Advocate recovered payment of £10K in just 2 days after more than 2 months of our client’s fruitless chasing. The client is a subsidiary of a much larger company that began trading 30 years ago. Based in Essex they design/install professional HVAC (heating, ventilation, air conditioning) and electrical systems. Their customers include national restaurant chains and bespoke home builders. The debtor and our target subject primarily provide architectural design and planning services for exclusive residential developments. Our client had been contracted to do HVAC works on a building owned by the debtor. With practical completion achieved and the defects notification period (30 days) expired the £10K retention was invoiced.
The debtor communicated, albeit without much substance as the invoice approached 6 weeks overdue. Our client works with a number of architects, and based on that previous experience typically expected payment around week 8. When emails started being ignored and phone calls went straight to voicemail in week 7, the client gave a deadline for payment and warned of third-party intervention. Naturally, the debtor would later deny they had been avoiding our client. As the sole debt recovery partner to this particular client for over 4 years, Advocate were instructed minutes after the high noon deadline expired.
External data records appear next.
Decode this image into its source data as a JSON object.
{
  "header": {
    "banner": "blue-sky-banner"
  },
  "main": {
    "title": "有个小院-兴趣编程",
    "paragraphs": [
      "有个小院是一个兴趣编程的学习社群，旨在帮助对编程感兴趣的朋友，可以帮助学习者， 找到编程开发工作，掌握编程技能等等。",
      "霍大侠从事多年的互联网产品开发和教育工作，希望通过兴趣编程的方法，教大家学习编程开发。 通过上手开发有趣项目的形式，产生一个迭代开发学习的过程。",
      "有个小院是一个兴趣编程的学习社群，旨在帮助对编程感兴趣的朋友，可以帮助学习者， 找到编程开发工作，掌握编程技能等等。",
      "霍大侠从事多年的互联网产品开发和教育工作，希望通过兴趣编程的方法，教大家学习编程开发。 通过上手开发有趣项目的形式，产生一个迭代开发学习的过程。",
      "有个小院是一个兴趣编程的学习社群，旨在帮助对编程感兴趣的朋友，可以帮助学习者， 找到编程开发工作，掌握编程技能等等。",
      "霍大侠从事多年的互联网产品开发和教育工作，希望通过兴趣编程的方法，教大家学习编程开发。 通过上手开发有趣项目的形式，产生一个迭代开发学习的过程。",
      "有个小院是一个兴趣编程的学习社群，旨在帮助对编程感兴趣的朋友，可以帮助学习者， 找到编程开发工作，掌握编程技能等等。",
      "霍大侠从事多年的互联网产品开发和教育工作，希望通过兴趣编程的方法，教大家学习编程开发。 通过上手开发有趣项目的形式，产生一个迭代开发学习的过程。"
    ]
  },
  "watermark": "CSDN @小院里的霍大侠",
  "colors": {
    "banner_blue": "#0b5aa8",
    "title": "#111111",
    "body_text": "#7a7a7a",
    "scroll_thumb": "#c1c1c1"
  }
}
Tactical Dispute Resolution
Upon instruction of a third party, it is not uncommon for the debtor to raise a tactical dispute. It is tactical because there is no legal basis behind it, and serves only as an attempt to justify recent behaviour with a view to delaying payment further. With decades of commercial experience behind them, our client has a default contract clause mandating disputes be raised within 7 days of tax point. The invoices also carry this narrative. The HVAC works had been completed 3 months ago and the defects period expired 2 months ago. A dispute raised now to justify late payment would be highly suspect. The time frame for raising disputes varies between industries and requires a degree of common sense to be applied. It is quicker to check a shipment of 5 apples than it is to reconcile a courier charges invoice involving 500 addresses. But we digress!
On receipt of communication from Advocate Debt Recovery, the debtor did raise a dispute wanting to make sure the labour charges (detailed as deducted on the invoice) had been deducted. Confirmation of the invoice content was swiftly provided. On day 2 of Advocate’s instruction, the debtor turned to avoiding the statutory late payment charges and recovery costs. The high noon deadline email was forward to Advocate by the debtor claiming they hadn’t been aware of it! With a polite rebuttal in hand, the payment was made. We instruct debtors to make payment to Advocate’s account to save the client the additional nuisance of forwarding our fees. Having already waited 2 months, our client was inconvenienced further when the full £10K and Advocate’s fees arrived directly in to their bank account on day 2 of our action. Accounting protocol required Advocate to invoice the client for the fees received. In a period of 6 hours, the client raised a purchase order, approved the invoice and forward payment to Advocate before the file was closed. Arranging payment of our fees so quickly for a company of that magnitude underlines the corporate efficiency and excellence our client prides themselves in. This was another successful case for the client and Advocate.